__What you should do__: Look at every line of the material and count the ones holding the word "GrpcChannelFactory". The answer is the number only.
════════
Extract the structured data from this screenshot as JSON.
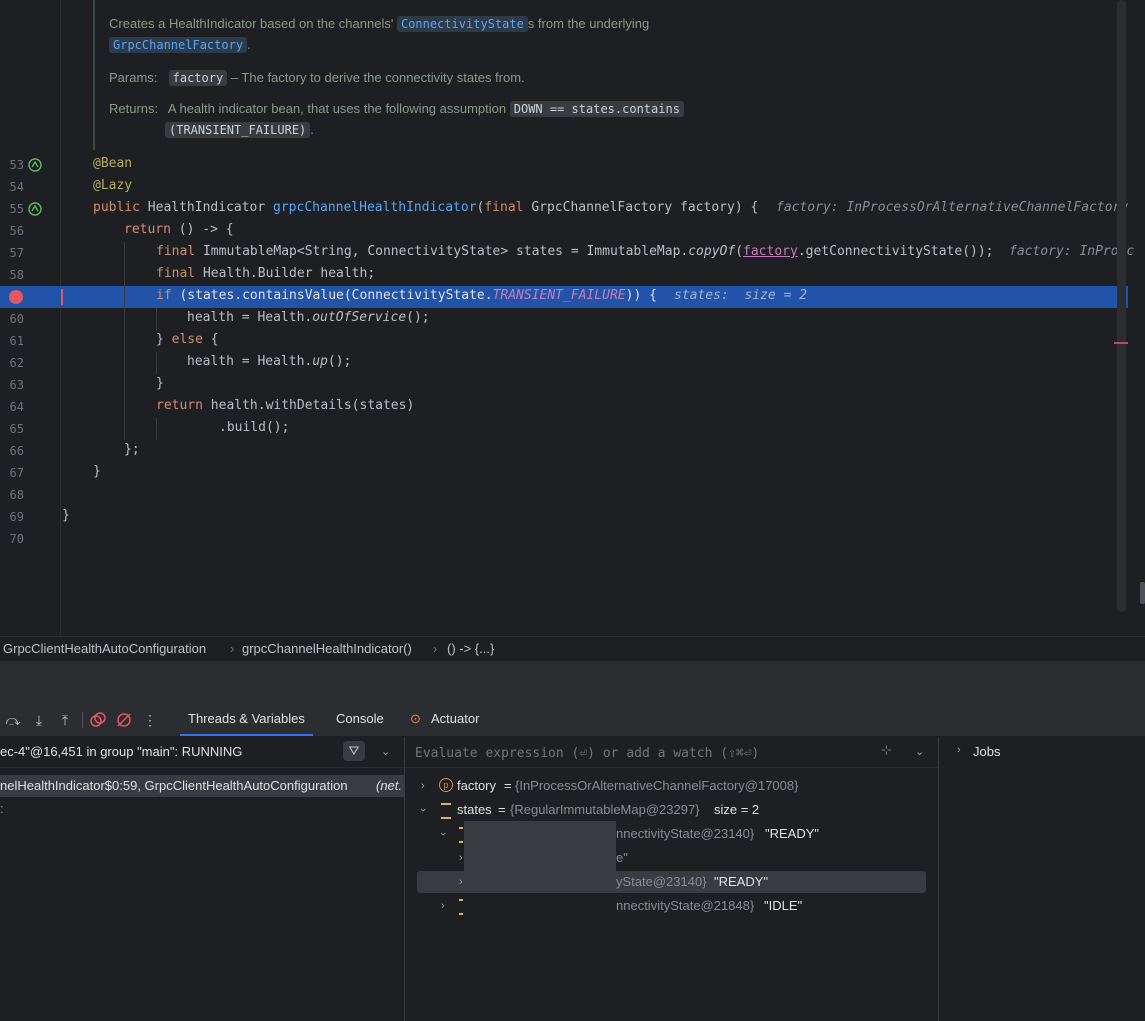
{
  "doc": {
    "line1_pre": "Creates a HealthIndicator based on the channels'",
    "line1_link": "ConnectivityState",
    "line1_post": "s from the underlying",
    "line2_link": "GrpcChannelFactory",
    "line2_post": ".",
    "params_label": "Params:",
    "params_code": "factory",
    "params_text": "– The factory to derive the connectivity states from.",
    "returns_label": "Returns:",
    "returns_text": "A health indicator bean, that uses the following assumption",
    "returns_code1": "DOWN == states.contains",
    "returns_code2": "(TRANSIENT_FAILURE)",
    "returns_post": "."
  },
  "code_lines": [
    {
      "n": "53",
      "t": "@Bean"
    },
    {
      "n": "54",
      "t": "@Lazy"
    },
    {
      "n": "55",
      "t": "public HealthIndicator grpcChannelHealthIndicator(final GrpcChannelFactory factory) {"
    },
    {
      "n": "56",
      "t": "return () -> {"
    },
    {
      "n": "57",
      "t": "final ImmutableMap<String, ConnectivityState> states = ImmutableMap.copyOf(factory.getConnectivityState());"
    },
    {
      "n": "58",
      "t": "final Health.Builder health;"
    },
    {
      "n": "59",
      "t": "if (states.containsValue(ConnectivityState.TRANSIENT_FAILURE)) {"
    },
    {
      "n": "60",
      "t": "health = Health.outOfService();"
    },
    {
      "n": "61",
      "t": "} else {"
    },
    {
      "n": "62",
      "t": "health = Health.up();"
    },
    {
      "n": "63",
      "t": "}"
    },
    {
      "n": "64",
      "t": "return health.withDetails(states)"
    },
    {
      "n": "65",
      "t": ".build();"
    },
    {
      "n": "66",
      "t": "};"
    },
    {
      "n": "67",
      "t": "}"
    },
    {
      "n": "68",
      "t": ""
    },
    {
      "n": "69",
      "t": "}"
    },
    {
      "n": "70",
      "t": ""
    }
  ],
  "hints": {
    "line55": "factory: InProcessOrAlternativeChannelFactory",
    "line57": "factory: InProcc",
    "line59": "states:  size = 2"
  },
  "breadcrumb": [
    "GrpcClientHealthAutoConfiguration",
    "grpcChannelHealthIndicator()",
    "() -> {...}"
  ],
  "debug": {
    "tabs": [
      "Threads & Variables",
      "Console",
      "Actuator"
    ],
    "thread_status": "ec-4\"@16,451 in group \"main\": RUNNING",
    "frame": "nelHealthIndicator$0:59, GrpcClientHealthAutoConfiguration",
    "frame_pkg": "(net.",
    "watch_placeholder": "Evaluate expression (⏎) or add a watch (⇧⌘⏎)",
    "jobs_label": "Jobs",
    "vars": {
      "factory_name": "factory",
      "factory_value": "{InProcessOrAlternativeChannelFactory@17008}",
      "states_name": "states",
      "states_value": "{RegularImmutableMap@23297}",
      "states_size": "size = 2",
      "entry1": "nnectivityState@23140}",
      "entry1_val": "\"READY\"",
      "entry1_child": "e\"",
      "entry2": "yState@23140}",
      "entry2_val": "\"READY\"",
      "entry3": "nnectivityState@21848}",
      "entry3_val": "\"IDLE\""
    }
  },
  "colors": {
    "accent": "#3574f0",
    "current_line": "#2154a8",
    "breakpoint": "#e55765"
  }
}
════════
__Solution for this problem__: 2